WHAT YOU ARE ASKED TO DO:
Check each line of the data, and copy those where "subtitle" appears.

App and web page records:
■ ■ ■

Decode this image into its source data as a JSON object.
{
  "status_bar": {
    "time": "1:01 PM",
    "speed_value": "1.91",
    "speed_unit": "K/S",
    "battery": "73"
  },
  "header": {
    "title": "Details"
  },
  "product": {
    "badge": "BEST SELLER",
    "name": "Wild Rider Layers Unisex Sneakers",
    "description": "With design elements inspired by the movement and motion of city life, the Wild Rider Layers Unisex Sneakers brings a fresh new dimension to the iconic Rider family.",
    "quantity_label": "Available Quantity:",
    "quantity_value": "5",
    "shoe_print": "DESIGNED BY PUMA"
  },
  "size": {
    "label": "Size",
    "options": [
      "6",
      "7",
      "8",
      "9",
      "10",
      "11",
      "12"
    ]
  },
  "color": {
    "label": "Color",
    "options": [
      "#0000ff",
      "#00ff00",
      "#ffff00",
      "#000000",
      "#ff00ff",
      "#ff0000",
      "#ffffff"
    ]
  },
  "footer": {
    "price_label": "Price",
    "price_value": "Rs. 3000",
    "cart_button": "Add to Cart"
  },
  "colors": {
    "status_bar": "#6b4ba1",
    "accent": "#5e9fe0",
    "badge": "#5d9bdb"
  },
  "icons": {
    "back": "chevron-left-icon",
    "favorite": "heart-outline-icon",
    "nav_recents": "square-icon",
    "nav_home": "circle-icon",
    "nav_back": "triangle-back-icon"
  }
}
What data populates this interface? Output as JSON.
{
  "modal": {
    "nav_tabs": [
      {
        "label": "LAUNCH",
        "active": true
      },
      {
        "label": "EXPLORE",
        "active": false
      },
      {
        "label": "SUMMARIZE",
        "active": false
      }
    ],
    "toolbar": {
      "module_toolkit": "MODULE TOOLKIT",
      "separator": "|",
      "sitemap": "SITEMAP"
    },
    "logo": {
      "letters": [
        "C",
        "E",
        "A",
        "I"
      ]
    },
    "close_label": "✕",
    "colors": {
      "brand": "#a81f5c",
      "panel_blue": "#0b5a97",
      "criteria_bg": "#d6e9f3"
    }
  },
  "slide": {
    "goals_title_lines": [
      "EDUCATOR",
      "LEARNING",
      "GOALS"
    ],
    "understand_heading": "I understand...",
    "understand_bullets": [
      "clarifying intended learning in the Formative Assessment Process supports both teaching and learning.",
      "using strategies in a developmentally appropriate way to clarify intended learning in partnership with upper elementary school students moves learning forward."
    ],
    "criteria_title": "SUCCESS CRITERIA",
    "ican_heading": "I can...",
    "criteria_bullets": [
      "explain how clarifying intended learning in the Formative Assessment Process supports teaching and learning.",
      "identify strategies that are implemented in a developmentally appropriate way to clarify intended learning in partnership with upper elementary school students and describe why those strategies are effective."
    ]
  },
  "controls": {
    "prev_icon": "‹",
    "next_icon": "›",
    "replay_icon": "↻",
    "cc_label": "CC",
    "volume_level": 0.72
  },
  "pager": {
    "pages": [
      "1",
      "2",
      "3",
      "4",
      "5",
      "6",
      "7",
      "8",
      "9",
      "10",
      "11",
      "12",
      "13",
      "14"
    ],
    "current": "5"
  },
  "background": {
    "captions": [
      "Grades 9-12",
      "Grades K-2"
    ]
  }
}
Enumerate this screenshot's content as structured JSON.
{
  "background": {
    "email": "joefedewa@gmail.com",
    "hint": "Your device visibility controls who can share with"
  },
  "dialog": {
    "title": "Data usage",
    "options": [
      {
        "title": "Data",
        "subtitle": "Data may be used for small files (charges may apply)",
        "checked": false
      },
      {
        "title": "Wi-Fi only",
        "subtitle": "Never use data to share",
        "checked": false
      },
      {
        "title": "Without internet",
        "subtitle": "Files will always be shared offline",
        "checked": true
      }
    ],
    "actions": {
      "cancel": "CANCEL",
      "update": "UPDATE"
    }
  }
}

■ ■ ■

YOUR RESPONSE:
        "subtitle": "Data may be used for small files (charges may apply)",
        "subtitle": "Never use data to share",
        "subtitle": "Files will always be shared offline",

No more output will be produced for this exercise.